Top of DATA PROVIDED
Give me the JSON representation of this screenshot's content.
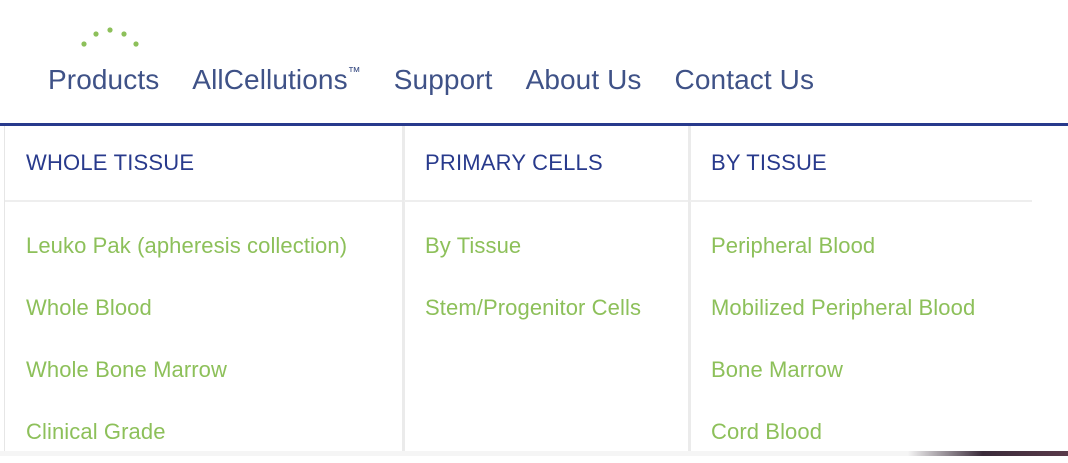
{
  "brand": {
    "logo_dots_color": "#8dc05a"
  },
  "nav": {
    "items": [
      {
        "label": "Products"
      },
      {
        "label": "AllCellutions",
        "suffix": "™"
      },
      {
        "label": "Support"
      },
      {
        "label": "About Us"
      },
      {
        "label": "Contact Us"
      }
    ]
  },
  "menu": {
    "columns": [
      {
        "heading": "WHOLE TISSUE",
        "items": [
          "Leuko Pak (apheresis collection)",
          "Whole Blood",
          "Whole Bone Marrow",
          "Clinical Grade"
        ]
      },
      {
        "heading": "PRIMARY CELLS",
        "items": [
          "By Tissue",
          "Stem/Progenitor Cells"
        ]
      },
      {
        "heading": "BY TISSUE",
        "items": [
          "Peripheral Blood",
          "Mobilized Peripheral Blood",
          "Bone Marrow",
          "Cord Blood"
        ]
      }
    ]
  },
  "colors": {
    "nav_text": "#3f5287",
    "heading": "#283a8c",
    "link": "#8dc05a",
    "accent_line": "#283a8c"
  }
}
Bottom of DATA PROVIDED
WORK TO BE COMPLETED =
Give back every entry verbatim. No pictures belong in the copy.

RESULT FOR THIS EXERCISE =
Give me the JSON representation of this screenshot's content.
{
  "brand": {
    "logo_dots_color": "#8dc05a"
  },
  "nav": {
    "items": [
      {
        "label": "Products"
      },
      {
        "label": "AllCellutions",
        "suffix": "™"
      },
      {
        "label": "Support"
      },
      {
        "label": "About Us"
      },
      {
        "label": "Contact Us"
      }
    ]
  },
  "menu": {
    "columns": [
      {
        "heading": "WHOLE TISSUE",
        "items": [
          "Leuko Pak (apheresis collection)",
          "Whole Blood",
          "Whole Bone Marrow",
          "Clinical Grade"
        ]
      },
      {
        "heading": "PRIMARY CELLS",
        "items": [
          "By Tissue",
          "Stem/Progenitor Cells"
        ]
      },
      {
        "heading": "BY TISSUE",
        "items": [
          "Peripheral Blood",
          "Mobilized Peripheral Blood",
          "Bone Marrow",
          "Cord Blood"
        ]
      }
    ]
  },
  "colors": {
    "nav_text": "#3f5287",
    "heading": "#283a8c",
    "link": "#8dc05a",
    "accent_line": "#283a8c"
  }
}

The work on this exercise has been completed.